The one truly inspirational speaker at today’s event was a nurse—Dean Kenya Beard from Nassau Community College in New York. She spoke of some of the drawbacks of health technology and how they can amplify health inequities and how most of the proprietary algorithms for high tech “solutions” lack transparency. She called out the pressing need for nurse educators to “rise above any level of discomfort” and address structural racism and interventions that work. As to structural racism in our country she stated, “humans created it and only humans can destroy it.” She ended her talk with, “We need daring ingenuity.”
My question/comment which I posted online during the town hall was this:
“Why aren’t we using the much more useful term “social determinants of health equity” versus the rather status quo term “social determinants of health”? Why aren’t we killing forever the outdated and unhelpful message to our nursing students that they “have to have at least two years of inpatient med-surg” work before they go on (yes, go on) to community, public/population health nursing? Why aren’t we stopping the practice of educating nursing students to be “agents of social control” and instead to be “agents of social change?” Also, thanks for the refreshingly honest and necessary presentation and perspective from Kenya—Brava!
It struck me this week that curiosity—the time and space necessary for nurturing curiosity—has little to no place in our institutions. Not in the university or in our classrooms or in the hallowed halls of government or in our health care system. Instead of open-minded curiosity that can lead to innovative solutions to big problems like homelessness, we rely on snap judgements and decisions based on our close-minded, biased, preconceived notions.
Curiosity did not kill the cat. Curiosity is necessary for growth and survival and resilience in the face of adversity. Curiosity is necessary for empathy, for perspective-taking and imagination and creativity. Babies and small children are naturally curious, but as they grow up, formal education largely forces them to suppress curiosity. Students, and especially university students, are typically afraid to ask questions for the fear of appearing incompetent and stupid. We grade students based on their answers and not on the quality of their questions. University professors, including nurse educators, do not model a healthy valuing and practicing of curiosity. We are forced to specialize in a “focused area of study,” to become (or at least to pretend to be) experts with answers and not wise educators with yet more questions.
Tenelle Porter, Phd, a behavioral psychology scholar at the University of California, Davis describes intellectual humility as the ability to acknowledge (to ourselves and to others) that what we know is quite limited.
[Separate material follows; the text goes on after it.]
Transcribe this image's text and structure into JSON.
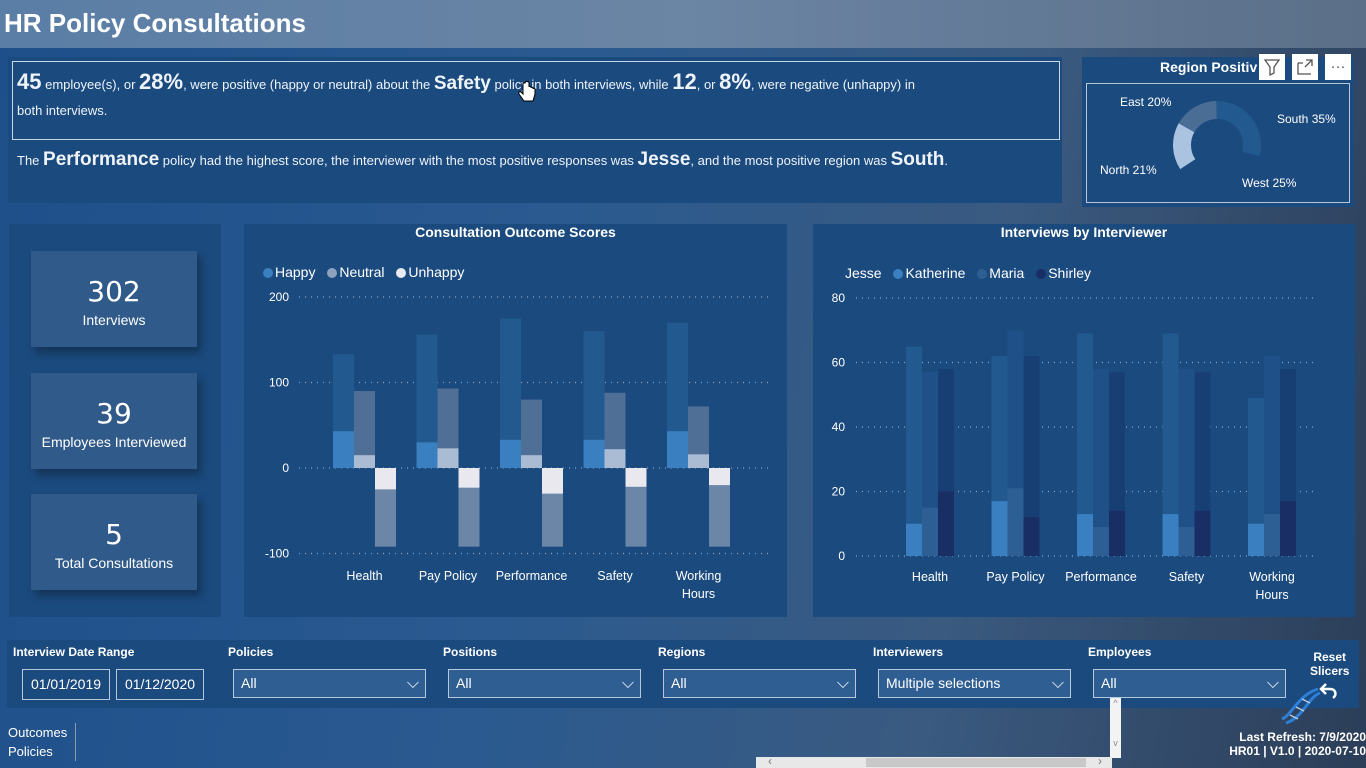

She points out that university professors are not known for having high levels of intellectual humility, yet fostering intellectual humility (closely linked with higher levels of curiosity) in students leads to greater learning and later career success. In addition, intellectual humility is associated with a greater openness to hearing and considering different viewpoints—something that is sorely lacking in our society and in our classrooms.